DATA SHOWN ▸
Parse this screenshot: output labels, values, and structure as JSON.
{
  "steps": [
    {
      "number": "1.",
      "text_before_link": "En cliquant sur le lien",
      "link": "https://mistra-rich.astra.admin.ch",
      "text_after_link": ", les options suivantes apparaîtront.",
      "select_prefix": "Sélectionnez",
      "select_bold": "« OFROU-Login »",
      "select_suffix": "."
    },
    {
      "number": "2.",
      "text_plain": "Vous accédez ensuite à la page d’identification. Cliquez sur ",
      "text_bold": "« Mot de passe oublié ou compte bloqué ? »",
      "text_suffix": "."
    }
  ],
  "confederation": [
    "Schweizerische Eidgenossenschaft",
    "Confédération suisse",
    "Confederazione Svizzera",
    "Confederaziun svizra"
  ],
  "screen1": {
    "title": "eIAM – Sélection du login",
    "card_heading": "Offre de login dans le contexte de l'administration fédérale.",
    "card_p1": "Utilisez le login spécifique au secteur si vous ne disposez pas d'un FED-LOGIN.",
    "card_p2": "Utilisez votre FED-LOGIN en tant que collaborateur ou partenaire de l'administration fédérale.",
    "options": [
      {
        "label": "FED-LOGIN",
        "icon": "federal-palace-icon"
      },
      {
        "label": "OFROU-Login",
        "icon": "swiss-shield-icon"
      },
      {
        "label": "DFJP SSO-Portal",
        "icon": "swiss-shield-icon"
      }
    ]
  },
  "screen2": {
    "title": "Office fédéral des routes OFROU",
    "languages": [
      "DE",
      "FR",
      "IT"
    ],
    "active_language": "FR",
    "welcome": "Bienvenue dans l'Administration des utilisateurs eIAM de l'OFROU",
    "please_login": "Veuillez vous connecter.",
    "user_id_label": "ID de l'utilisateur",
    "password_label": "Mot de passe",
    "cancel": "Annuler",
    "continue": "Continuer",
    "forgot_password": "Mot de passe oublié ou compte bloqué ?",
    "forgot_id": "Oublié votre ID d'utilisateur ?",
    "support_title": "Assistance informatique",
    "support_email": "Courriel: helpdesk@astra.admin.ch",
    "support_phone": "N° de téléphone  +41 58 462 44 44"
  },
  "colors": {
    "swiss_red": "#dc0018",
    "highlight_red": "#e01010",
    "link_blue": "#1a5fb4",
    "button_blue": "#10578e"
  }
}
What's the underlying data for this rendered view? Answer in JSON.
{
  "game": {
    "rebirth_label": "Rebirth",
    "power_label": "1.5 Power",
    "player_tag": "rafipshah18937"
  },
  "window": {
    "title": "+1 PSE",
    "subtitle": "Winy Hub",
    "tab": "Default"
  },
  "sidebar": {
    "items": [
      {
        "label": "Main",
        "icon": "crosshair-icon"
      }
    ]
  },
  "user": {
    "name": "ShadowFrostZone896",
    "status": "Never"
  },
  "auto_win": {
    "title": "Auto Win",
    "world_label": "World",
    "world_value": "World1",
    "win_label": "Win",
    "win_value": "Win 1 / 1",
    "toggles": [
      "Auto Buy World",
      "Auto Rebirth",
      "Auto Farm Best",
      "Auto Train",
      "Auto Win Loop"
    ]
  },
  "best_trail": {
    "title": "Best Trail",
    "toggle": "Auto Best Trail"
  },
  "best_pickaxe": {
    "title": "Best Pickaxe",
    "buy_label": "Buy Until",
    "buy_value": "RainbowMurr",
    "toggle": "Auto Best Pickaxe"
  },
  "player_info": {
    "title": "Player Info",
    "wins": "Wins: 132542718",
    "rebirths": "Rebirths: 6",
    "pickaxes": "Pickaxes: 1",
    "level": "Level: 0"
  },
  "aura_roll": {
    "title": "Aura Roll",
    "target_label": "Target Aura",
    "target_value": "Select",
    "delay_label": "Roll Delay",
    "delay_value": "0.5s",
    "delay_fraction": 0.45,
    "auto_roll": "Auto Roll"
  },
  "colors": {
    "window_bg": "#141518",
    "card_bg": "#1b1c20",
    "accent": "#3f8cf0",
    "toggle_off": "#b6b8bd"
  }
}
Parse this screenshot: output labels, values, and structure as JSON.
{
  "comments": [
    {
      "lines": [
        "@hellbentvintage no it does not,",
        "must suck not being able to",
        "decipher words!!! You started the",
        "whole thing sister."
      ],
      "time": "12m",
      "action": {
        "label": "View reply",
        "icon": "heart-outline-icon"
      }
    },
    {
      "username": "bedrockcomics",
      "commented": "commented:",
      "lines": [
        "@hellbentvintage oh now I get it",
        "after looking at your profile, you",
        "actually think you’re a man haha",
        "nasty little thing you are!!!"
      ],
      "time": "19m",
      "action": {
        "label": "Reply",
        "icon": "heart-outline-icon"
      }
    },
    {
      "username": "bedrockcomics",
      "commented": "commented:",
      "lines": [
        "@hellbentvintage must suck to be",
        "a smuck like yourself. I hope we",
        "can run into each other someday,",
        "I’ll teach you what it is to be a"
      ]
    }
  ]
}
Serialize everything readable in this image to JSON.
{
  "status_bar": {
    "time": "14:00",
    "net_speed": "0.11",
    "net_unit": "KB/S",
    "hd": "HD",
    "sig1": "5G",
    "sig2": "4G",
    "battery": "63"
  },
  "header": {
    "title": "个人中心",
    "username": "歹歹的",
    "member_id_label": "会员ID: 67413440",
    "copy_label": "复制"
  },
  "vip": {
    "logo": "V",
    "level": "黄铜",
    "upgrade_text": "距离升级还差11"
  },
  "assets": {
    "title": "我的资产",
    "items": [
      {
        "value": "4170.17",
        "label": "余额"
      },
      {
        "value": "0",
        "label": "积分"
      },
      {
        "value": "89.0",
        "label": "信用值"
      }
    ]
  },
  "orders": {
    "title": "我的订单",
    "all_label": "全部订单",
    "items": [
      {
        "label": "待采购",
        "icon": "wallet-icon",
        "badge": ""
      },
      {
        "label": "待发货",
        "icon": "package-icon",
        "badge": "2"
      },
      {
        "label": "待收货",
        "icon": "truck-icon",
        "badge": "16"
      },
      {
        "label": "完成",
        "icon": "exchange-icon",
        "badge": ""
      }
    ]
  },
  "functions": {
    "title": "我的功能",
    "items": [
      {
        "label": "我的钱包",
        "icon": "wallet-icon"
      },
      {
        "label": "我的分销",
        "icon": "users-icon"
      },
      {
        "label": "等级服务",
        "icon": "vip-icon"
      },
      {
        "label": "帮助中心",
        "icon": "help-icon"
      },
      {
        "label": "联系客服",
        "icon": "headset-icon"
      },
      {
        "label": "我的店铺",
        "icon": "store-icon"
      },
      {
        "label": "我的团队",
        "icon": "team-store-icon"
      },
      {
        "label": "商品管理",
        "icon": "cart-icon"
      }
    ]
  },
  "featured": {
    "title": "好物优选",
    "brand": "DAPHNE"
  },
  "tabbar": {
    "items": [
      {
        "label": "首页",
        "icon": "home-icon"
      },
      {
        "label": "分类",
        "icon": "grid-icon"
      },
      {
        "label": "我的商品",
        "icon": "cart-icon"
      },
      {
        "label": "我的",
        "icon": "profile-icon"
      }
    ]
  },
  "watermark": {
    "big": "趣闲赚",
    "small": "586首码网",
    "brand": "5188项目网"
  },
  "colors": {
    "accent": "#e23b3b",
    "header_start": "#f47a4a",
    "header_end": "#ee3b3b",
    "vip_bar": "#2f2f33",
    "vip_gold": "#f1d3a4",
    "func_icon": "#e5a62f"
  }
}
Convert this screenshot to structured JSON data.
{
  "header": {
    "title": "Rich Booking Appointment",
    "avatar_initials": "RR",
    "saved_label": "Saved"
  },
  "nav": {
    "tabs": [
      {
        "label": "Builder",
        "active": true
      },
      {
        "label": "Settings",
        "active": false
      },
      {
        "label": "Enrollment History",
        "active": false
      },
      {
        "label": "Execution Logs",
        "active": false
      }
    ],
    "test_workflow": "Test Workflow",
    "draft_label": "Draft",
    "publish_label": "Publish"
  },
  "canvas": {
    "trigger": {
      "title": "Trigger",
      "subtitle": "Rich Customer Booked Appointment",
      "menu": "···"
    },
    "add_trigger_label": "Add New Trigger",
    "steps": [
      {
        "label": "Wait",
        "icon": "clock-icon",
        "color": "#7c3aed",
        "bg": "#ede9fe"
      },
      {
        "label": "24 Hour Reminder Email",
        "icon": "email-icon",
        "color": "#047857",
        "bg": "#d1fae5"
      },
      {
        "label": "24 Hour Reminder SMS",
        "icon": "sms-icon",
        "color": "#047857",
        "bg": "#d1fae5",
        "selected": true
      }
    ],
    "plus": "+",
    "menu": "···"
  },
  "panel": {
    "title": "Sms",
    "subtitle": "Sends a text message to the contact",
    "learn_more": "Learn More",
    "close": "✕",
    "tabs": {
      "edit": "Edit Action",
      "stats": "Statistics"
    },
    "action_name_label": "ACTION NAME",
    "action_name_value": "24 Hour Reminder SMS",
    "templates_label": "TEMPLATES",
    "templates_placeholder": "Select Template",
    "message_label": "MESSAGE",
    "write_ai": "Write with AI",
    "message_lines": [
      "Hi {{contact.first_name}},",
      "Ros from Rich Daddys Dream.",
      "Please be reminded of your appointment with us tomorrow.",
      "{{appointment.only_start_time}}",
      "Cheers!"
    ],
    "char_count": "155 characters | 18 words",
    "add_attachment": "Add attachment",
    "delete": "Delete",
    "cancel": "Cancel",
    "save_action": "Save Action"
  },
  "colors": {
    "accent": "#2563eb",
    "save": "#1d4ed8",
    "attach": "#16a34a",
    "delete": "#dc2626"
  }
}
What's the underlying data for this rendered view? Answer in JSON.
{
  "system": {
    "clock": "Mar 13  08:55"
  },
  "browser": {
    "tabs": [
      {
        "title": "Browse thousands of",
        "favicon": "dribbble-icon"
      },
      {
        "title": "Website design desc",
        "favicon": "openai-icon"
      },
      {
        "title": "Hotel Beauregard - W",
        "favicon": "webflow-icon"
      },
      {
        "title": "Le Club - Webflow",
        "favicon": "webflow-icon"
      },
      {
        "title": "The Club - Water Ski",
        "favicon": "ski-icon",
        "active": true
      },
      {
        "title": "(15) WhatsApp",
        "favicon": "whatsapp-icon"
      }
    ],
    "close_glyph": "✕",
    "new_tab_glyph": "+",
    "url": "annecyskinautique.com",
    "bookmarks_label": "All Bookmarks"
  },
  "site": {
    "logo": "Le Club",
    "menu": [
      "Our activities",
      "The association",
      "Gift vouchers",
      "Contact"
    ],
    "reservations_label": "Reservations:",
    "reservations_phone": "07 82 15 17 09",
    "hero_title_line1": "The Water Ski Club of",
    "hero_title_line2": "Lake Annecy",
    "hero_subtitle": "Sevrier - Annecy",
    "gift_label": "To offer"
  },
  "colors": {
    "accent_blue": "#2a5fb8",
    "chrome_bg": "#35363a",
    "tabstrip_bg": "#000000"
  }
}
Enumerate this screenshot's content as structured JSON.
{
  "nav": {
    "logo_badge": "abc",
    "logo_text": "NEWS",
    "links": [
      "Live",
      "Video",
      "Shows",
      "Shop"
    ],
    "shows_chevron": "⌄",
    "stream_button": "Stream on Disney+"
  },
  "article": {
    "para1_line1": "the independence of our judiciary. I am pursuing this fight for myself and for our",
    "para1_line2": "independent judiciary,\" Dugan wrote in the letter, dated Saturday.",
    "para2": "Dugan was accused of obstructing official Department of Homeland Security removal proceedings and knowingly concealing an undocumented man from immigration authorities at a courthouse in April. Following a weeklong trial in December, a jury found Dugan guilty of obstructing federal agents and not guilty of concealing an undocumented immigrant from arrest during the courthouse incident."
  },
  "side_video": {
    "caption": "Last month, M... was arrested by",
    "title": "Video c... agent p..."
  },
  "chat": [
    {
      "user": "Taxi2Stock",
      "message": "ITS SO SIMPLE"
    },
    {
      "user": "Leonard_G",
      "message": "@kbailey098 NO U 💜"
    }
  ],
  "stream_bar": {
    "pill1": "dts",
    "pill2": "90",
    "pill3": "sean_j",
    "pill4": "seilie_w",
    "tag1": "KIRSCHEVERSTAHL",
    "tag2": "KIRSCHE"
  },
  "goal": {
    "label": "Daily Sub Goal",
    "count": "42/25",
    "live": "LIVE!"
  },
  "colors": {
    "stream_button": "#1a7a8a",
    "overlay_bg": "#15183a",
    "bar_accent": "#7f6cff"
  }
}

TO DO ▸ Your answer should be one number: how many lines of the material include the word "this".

WRITTEN RESPONSE ▸ 8